_Input for this task_:

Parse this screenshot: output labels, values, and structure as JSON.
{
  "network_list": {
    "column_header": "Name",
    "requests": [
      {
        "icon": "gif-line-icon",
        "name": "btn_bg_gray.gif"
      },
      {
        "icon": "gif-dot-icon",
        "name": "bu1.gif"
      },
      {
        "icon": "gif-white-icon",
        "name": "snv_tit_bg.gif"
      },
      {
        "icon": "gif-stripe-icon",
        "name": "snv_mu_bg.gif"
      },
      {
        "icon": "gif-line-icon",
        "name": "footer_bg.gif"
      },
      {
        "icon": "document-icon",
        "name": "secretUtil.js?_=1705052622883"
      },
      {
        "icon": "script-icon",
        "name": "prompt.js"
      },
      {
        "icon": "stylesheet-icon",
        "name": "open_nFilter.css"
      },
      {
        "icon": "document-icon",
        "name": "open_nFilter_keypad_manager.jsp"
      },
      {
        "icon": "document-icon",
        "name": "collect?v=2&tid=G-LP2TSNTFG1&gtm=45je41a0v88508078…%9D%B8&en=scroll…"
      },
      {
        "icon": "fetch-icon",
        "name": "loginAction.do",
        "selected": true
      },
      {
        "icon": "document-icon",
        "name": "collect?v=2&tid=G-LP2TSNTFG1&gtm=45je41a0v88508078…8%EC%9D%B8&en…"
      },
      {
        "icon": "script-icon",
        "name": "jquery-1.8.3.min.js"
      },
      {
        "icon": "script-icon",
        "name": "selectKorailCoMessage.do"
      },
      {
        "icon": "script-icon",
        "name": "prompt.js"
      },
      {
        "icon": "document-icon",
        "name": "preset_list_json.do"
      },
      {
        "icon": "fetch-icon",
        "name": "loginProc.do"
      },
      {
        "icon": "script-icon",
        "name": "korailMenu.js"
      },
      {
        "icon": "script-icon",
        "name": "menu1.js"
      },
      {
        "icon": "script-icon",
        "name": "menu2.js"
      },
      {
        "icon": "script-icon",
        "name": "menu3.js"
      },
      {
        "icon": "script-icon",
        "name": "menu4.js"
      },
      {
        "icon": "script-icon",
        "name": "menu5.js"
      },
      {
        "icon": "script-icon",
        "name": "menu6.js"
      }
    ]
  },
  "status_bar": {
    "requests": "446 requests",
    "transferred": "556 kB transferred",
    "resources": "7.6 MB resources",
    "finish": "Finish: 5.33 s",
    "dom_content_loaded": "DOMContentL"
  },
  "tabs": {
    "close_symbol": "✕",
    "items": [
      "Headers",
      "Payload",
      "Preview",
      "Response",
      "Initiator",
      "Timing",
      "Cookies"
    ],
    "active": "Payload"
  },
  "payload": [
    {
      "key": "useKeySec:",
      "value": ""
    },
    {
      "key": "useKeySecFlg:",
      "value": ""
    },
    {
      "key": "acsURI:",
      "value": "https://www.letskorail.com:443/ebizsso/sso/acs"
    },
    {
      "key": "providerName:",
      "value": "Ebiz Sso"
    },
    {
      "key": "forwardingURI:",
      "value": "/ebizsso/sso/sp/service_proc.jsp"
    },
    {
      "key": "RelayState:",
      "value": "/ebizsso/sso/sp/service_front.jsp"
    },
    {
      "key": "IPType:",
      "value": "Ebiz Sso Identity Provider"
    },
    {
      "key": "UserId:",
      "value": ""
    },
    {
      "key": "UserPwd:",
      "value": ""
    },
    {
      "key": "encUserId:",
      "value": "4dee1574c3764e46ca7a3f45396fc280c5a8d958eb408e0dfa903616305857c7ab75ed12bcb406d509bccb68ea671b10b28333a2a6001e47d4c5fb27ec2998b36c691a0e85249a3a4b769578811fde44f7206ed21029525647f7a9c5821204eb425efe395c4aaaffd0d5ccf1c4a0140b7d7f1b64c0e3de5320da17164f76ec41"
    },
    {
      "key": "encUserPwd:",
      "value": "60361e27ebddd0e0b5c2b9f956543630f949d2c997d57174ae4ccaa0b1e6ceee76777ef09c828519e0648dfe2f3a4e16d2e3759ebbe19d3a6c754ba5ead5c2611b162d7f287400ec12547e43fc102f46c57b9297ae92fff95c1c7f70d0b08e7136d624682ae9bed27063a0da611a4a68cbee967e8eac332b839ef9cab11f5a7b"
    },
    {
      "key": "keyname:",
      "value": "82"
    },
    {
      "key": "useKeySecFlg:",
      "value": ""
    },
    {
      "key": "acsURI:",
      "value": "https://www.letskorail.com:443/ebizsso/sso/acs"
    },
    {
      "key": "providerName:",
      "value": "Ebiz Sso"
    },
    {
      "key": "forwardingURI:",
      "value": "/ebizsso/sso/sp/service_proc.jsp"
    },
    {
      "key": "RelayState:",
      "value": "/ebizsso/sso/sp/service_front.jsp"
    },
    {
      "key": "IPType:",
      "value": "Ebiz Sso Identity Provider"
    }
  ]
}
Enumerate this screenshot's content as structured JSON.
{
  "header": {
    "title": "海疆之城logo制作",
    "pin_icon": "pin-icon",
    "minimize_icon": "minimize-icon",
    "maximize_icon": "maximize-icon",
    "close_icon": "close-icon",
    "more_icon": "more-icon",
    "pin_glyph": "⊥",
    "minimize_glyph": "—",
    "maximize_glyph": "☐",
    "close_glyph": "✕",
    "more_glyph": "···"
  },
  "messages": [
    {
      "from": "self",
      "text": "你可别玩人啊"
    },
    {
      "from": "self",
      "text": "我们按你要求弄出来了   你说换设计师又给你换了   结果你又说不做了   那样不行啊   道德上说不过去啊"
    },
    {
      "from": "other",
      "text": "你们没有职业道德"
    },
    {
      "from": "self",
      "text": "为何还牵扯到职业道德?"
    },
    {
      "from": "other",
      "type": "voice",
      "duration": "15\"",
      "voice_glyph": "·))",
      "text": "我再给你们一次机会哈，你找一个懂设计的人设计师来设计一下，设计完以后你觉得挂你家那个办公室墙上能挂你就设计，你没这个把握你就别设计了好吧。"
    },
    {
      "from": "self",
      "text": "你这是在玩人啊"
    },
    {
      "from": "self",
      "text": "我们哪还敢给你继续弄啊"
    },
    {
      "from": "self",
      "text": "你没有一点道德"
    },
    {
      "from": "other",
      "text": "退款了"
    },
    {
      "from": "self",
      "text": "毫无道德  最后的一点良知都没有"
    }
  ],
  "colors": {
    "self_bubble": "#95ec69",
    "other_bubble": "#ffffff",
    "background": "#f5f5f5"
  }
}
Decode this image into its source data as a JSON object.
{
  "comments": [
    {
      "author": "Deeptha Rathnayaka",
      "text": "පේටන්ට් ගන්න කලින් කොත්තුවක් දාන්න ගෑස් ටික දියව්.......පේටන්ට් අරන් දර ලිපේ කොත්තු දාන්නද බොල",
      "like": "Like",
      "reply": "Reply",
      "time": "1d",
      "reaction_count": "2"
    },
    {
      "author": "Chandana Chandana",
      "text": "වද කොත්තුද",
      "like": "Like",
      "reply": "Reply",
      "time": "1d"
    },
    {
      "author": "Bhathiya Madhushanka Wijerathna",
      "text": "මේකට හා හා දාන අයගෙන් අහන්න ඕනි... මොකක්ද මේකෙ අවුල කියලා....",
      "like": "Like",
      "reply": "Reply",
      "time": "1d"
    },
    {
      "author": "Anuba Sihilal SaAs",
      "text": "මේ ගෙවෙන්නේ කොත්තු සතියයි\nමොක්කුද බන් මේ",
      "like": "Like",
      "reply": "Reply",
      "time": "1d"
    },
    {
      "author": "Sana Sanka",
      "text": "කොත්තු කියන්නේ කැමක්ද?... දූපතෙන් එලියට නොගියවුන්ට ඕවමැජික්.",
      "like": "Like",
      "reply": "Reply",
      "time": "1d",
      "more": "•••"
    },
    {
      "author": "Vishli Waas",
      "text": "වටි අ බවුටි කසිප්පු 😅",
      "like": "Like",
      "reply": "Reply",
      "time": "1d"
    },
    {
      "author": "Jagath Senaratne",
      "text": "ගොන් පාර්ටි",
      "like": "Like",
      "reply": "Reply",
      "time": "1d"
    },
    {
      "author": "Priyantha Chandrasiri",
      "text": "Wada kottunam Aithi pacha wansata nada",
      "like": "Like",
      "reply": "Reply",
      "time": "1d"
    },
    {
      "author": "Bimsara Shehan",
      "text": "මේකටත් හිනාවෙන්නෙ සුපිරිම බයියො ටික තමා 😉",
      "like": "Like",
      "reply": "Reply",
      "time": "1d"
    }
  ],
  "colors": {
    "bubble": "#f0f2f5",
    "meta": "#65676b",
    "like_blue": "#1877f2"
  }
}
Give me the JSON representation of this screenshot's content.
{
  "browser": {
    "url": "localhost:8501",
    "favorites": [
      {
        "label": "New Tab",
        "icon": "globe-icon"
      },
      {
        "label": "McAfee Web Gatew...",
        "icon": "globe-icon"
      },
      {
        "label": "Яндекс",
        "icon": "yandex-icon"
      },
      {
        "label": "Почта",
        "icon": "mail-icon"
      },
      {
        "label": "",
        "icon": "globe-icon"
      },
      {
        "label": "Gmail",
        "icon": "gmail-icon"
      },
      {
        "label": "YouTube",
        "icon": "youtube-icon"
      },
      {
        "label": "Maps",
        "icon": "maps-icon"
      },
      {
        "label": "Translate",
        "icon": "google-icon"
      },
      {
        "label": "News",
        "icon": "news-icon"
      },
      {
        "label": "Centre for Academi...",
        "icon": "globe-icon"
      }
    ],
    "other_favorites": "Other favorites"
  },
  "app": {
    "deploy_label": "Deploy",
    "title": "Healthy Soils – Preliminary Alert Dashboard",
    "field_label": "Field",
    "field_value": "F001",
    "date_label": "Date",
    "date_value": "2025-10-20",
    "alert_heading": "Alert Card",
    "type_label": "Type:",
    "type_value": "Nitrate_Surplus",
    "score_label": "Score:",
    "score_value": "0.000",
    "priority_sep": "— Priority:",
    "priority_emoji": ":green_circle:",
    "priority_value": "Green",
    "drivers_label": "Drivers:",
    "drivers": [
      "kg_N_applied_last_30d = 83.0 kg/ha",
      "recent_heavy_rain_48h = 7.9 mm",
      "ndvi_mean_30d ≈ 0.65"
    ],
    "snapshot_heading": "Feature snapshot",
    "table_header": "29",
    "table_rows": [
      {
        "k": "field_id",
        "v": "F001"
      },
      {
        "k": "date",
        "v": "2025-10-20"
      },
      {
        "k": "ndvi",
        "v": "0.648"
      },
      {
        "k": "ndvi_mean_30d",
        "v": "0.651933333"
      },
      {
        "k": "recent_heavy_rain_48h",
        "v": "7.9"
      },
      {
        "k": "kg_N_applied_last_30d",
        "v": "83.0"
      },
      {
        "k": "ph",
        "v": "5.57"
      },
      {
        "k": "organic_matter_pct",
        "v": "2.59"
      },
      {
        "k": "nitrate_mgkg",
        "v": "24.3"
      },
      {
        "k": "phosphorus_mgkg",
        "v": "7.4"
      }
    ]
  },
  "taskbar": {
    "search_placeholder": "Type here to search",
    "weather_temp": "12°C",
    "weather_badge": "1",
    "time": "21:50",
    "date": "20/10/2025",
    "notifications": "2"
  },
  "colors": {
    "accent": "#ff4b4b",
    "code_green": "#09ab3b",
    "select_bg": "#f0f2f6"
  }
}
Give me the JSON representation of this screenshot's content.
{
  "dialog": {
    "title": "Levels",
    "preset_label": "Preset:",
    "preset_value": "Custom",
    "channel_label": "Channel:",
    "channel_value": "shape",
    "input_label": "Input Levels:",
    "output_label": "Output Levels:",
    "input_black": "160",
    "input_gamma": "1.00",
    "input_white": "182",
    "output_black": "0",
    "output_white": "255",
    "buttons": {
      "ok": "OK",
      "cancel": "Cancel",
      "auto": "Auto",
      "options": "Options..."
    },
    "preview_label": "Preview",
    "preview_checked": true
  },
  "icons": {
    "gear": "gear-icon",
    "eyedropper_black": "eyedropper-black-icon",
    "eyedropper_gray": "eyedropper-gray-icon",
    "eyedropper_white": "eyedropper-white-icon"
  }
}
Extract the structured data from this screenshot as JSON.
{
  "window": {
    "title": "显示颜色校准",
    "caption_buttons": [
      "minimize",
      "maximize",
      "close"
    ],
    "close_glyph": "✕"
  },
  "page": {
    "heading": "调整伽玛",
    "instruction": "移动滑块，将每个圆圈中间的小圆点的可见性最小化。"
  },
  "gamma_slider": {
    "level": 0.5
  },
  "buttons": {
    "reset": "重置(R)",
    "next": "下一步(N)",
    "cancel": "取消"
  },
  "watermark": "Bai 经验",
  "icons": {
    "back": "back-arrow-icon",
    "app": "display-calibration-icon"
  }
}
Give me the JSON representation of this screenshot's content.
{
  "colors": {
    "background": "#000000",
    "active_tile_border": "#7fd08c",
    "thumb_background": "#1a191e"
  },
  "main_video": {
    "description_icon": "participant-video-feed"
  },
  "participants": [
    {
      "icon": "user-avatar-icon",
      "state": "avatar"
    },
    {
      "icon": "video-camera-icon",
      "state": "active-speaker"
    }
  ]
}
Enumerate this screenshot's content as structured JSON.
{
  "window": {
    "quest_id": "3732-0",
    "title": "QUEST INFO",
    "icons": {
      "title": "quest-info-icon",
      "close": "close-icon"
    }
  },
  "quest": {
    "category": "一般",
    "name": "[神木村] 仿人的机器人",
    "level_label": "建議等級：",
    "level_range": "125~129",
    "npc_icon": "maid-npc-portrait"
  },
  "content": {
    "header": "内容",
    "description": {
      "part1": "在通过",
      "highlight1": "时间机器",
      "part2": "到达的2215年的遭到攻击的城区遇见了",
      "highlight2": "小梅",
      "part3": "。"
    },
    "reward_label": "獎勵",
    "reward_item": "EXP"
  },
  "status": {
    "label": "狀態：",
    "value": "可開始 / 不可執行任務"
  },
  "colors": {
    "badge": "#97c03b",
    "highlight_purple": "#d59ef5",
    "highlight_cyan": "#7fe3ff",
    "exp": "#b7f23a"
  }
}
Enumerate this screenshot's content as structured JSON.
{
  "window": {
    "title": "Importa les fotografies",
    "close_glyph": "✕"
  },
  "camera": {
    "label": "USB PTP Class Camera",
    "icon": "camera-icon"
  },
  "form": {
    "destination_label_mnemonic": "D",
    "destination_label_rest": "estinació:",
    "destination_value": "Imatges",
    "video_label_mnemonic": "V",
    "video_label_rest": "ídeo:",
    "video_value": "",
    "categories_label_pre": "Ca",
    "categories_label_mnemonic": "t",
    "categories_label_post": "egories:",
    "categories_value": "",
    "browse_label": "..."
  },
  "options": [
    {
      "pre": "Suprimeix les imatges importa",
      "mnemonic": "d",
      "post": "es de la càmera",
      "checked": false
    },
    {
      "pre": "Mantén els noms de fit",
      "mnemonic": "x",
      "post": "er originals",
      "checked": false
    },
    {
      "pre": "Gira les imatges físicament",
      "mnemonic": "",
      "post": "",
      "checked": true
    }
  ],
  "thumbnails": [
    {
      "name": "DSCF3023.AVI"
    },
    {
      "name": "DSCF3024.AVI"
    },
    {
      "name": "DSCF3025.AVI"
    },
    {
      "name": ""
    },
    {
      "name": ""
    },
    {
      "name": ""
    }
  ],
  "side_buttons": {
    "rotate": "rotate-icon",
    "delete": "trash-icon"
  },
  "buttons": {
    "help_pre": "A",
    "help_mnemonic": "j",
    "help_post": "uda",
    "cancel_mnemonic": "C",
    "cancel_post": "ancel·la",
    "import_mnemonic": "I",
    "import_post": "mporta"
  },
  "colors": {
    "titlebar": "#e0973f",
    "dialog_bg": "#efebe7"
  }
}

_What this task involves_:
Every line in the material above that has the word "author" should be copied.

_Exercise solution_:
      "author": "Deeptha Rathnayaka",
      "author": "Chandana Chandana",
      "author": "Bhathiya Madhushanka Wijerathna",
      "author": "Anuba Sihilal SaAs",
      "author": "Sana Sanka",
      "author": "Vishli Waas",
      "author": "Jagath Senaratne",
      "author": "Priyantha Chandrasiri",
      "author": "Bimsara Shehan",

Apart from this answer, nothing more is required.